The Rosamond-Lydgate saga is wearing on me— the constant avoidance, the ever-expanding and entangling network, and the exhausting hysterics. The old saying goes that opposites attract, and at first glance Rosamond and Lydgate seem to be quite contrary. After all, they can’t even seem to agree on what type of lifestyle they should live together as husband and wife. However, Rosamond and Lydgate seem to be more similar than I had previously thought (I’m going to refrain from making any further claims about the future of their relationship, but I’m hoping that my observations will place them comfortably in the “we should just be friends territory” as well as the “we are never, ever, ever, getting back together” zone). On page 558, Rosamond goes right for Lydgate’s gut with one simple question: “What can I do, Tertius?” We felt the insincerity and the disappointment in this statement, and we understood her point of view, but I most certainly did not see it coming when Lydgate reversed the situation and used the same tactic on his beloved in Chapter Seventy-Five. Instead of telling her of the rumor that is marring his good name, he remains silent and allows space for Dorothea to deliver the unpleasant news. When he encounters his wife in a changed mood, he assumes that she has learned of the bad news and he asks, “Rosamond, have you heard anything that distresses you?” (713).

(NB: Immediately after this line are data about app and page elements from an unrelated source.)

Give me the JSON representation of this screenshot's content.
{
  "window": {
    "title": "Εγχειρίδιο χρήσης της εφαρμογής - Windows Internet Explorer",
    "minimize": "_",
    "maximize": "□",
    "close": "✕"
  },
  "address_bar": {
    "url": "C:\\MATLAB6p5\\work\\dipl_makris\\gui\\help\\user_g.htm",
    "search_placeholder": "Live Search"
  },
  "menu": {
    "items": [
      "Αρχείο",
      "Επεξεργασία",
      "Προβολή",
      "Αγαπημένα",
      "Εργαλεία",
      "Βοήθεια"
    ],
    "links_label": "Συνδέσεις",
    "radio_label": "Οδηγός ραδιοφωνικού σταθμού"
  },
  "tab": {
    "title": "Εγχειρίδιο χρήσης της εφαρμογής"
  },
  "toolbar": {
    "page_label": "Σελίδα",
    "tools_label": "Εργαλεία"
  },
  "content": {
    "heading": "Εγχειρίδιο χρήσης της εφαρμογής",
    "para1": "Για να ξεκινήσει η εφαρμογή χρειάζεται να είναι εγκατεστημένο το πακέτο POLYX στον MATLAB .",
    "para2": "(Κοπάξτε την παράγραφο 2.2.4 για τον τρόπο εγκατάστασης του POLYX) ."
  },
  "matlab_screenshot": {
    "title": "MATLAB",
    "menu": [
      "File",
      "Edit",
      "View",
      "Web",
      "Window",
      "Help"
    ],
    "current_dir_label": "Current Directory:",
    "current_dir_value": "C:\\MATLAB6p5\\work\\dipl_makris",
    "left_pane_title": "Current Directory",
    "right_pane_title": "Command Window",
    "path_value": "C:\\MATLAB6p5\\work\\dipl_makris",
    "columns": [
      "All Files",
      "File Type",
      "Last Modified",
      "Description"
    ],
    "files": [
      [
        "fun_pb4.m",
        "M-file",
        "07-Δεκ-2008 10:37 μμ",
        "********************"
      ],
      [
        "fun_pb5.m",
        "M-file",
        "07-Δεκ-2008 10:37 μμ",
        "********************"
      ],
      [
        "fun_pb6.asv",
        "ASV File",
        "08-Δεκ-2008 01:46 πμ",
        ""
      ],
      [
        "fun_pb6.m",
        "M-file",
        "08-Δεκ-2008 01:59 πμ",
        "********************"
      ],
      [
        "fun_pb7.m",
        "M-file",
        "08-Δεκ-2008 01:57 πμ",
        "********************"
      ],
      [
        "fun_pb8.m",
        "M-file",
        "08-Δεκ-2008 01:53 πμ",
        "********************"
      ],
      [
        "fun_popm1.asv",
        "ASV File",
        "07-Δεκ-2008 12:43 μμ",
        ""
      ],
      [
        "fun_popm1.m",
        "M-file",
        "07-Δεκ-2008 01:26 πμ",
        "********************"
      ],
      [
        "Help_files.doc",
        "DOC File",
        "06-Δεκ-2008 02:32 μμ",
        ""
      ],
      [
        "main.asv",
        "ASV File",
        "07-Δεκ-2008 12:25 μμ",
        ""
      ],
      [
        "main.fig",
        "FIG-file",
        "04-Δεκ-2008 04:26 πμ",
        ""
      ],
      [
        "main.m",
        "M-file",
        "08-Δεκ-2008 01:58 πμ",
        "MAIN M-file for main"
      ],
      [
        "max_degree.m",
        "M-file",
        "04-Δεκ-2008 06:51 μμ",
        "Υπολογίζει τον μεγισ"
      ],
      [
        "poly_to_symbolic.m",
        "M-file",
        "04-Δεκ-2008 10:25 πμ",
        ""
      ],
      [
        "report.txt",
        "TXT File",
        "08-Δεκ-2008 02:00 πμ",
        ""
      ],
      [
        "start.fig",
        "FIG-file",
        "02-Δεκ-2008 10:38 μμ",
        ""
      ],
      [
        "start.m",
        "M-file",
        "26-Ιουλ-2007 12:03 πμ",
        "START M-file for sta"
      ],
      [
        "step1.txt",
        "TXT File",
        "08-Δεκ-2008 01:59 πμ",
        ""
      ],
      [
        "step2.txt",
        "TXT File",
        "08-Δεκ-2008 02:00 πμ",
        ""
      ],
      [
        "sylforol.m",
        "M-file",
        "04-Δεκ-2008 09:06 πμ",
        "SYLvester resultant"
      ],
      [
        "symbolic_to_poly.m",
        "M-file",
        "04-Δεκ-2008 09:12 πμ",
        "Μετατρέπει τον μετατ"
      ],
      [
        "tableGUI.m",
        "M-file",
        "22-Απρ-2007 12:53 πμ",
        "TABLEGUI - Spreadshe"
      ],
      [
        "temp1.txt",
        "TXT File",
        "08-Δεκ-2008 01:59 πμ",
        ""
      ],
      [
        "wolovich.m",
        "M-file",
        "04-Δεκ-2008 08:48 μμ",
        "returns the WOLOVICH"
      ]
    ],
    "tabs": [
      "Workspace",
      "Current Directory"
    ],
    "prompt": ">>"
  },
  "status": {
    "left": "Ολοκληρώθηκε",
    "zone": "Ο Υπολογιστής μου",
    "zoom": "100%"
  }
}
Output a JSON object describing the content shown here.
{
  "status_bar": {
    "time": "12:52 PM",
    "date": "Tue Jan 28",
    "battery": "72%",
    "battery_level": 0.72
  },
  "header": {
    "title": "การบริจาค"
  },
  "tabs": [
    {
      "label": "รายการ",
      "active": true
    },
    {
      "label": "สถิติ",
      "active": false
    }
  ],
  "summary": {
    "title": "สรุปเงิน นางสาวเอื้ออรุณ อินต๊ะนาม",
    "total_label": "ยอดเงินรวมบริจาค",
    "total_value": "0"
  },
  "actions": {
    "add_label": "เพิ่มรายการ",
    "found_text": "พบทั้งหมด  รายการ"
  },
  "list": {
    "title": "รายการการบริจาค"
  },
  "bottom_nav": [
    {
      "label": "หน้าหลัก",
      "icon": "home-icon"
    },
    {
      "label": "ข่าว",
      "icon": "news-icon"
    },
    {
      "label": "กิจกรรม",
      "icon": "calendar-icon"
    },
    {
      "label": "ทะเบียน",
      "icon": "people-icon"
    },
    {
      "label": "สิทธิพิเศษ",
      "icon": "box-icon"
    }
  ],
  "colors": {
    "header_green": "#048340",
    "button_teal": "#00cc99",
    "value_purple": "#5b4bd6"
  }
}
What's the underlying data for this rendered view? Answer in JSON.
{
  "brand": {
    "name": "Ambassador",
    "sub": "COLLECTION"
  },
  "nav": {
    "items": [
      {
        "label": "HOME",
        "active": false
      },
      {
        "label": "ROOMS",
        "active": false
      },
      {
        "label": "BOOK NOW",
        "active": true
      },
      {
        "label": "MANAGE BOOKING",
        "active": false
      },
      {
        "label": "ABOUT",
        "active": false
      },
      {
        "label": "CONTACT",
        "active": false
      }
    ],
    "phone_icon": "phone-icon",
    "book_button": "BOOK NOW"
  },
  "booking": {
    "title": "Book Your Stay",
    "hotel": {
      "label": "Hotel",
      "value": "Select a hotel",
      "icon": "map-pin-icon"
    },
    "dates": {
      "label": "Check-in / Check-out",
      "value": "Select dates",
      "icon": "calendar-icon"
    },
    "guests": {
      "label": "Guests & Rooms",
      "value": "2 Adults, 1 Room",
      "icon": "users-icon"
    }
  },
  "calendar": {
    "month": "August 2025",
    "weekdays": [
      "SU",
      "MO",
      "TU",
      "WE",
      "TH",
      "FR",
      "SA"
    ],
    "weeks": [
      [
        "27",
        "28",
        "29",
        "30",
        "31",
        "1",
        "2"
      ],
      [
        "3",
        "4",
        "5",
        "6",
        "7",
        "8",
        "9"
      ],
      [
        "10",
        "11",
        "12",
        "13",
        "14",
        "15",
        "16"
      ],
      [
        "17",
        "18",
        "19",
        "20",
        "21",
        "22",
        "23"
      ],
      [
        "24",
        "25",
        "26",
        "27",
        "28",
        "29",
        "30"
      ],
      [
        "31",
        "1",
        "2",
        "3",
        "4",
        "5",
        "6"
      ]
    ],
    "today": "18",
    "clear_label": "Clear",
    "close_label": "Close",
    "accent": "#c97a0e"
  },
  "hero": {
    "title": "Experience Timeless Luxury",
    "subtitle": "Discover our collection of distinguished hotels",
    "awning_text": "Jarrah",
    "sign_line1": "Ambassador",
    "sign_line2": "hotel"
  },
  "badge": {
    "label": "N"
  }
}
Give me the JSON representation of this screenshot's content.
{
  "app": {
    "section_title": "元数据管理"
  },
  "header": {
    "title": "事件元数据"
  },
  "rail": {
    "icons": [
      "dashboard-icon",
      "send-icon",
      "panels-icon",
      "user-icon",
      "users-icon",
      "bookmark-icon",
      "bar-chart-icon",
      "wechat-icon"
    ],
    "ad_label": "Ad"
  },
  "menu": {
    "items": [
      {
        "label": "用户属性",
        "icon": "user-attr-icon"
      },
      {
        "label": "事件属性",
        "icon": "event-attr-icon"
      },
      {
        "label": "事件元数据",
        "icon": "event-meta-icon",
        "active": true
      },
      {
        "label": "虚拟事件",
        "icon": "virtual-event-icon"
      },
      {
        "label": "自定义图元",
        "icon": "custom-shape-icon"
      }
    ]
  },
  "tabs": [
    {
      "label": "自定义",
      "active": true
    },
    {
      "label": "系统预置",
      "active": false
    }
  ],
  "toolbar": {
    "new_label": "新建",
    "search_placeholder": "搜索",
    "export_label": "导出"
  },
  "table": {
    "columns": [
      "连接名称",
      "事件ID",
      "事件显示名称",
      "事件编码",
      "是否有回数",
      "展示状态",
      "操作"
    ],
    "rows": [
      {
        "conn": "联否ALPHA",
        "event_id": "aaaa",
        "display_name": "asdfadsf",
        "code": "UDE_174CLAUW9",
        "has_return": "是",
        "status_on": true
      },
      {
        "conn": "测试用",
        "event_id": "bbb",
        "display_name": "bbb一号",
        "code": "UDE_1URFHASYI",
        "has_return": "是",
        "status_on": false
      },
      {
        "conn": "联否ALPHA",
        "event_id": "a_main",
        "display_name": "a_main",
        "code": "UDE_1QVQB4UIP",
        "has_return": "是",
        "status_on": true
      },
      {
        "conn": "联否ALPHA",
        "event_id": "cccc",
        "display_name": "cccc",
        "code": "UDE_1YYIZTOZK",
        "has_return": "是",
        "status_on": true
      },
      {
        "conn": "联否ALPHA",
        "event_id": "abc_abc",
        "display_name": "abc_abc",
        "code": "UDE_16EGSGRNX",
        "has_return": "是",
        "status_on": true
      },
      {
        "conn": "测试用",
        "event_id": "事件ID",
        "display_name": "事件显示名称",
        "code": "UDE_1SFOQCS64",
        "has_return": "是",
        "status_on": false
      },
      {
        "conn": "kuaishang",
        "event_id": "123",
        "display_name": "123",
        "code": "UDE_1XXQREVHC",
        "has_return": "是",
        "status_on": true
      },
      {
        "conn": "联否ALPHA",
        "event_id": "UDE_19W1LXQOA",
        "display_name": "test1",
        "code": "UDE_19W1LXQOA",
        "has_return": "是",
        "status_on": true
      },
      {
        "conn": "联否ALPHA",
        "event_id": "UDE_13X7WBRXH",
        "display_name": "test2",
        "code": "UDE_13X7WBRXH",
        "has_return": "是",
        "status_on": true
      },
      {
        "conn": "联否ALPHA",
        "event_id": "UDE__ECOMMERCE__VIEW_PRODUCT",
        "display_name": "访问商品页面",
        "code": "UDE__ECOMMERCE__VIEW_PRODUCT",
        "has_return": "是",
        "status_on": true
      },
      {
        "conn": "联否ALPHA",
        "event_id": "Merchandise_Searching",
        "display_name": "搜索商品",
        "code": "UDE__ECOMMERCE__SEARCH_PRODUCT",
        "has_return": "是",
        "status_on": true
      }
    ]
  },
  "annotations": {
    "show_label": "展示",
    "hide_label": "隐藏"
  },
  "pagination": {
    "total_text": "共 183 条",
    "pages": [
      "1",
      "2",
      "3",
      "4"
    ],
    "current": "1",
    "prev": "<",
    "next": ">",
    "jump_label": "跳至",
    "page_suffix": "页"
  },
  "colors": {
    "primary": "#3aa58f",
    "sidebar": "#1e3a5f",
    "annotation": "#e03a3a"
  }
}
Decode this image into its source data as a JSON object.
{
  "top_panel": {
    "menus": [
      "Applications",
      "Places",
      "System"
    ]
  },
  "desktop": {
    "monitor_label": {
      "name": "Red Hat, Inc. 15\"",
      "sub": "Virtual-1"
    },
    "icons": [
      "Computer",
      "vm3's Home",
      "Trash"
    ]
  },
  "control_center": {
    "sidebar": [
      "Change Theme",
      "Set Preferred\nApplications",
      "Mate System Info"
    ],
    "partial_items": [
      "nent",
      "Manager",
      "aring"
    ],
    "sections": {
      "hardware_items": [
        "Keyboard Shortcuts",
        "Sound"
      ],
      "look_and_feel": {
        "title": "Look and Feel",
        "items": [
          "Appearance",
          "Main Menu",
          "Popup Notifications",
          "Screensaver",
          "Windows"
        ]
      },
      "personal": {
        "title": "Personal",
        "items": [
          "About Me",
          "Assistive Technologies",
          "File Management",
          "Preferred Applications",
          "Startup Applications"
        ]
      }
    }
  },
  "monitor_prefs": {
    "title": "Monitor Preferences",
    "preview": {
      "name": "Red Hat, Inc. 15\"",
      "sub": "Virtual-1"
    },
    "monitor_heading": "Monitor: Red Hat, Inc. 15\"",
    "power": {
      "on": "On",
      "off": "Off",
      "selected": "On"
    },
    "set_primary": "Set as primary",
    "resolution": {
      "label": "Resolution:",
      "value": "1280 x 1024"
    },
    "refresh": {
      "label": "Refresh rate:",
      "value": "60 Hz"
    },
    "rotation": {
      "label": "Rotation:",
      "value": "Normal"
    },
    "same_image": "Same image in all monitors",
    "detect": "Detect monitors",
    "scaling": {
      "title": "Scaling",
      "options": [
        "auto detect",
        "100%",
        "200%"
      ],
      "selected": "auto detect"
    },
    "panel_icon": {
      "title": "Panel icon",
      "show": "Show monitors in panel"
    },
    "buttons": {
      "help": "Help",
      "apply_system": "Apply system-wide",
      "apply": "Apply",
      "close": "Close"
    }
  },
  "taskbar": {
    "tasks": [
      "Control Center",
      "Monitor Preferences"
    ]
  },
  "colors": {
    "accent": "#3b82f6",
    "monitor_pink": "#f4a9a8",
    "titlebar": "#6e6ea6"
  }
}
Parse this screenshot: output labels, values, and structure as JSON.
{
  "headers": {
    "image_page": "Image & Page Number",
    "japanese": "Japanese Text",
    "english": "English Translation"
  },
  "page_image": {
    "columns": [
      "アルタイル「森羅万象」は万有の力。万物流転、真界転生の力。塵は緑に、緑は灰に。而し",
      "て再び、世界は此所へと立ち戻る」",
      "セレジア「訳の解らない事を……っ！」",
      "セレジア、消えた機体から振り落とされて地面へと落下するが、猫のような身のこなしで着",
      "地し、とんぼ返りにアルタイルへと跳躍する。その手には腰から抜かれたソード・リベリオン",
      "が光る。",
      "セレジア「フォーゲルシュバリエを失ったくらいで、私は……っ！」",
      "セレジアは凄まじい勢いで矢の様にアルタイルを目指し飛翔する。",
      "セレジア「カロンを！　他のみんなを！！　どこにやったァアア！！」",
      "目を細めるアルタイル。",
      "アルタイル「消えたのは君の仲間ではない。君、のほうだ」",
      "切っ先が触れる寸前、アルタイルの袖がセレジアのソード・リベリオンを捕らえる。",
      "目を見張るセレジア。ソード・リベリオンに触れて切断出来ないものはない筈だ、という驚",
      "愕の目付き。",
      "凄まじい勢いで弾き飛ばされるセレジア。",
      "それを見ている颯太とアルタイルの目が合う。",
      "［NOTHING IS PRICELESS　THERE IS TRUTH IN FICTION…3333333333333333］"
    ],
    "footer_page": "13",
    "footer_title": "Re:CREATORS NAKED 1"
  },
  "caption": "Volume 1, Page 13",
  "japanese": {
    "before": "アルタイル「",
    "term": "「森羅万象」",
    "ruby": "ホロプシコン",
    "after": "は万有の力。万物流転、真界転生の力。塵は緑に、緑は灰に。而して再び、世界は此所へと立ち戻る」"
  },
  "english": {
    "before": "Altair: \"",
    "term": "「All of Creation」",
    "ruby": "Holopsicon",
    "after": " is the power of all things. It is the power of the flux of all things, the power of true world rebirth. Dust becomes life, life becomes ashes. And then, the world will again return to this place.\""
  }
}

There is nothing worse than being asked a question that the asker does not care to hear the answer to— in both cases, both Rosamond and Lydgate have made up their minds without needing to hear the response of their spouse. Rosamond does not truly wish to help Lydgate with his monetary troubles, and Lydgate cannot undo the distress that this rumor will cause his wife. Their tones are identical. There is a neutrality and despondency in their voices that can only be associated with complete disinterest. Their similar disregard for the plight of their spouse and their egoistic interest in how the news at hand will affect them personally seems to be a toxic combination. Admittedly, Rosamond’s quip makes her out to be more egoistic than her husband: it is framed in the first-person point of view her use of his name seems to be an after-thought, awkwardly inserted at the end of question. Adding his name at the end of her thought points the question towards him, almost as if the is pointing a sense of blame in his direction—the question sits in his hands, even though she is asking what she can do, she leaves it on him. Tertius frames the question in terms of Rosamond and addresses her by name first, but the fact that the reader knows of the immense insincerity of this comment because Lydgate does in fact know what is distressing his wife makes this direct address even more superficial. Rather than addressing the dilemma, he addresses his wife, and in his avoidance of the truth, he removes himself from his language and makes Rosamond the subject of his conversation.
Both Rosamond and Lydgate seek to evade the difficulties that lie before them and they entangle their spouses in the process. I wonder if other similar characters in the novel fail in their interactions in the same way Rosamond and Lydgate do. A network depends on diversity to endure doesn’t it?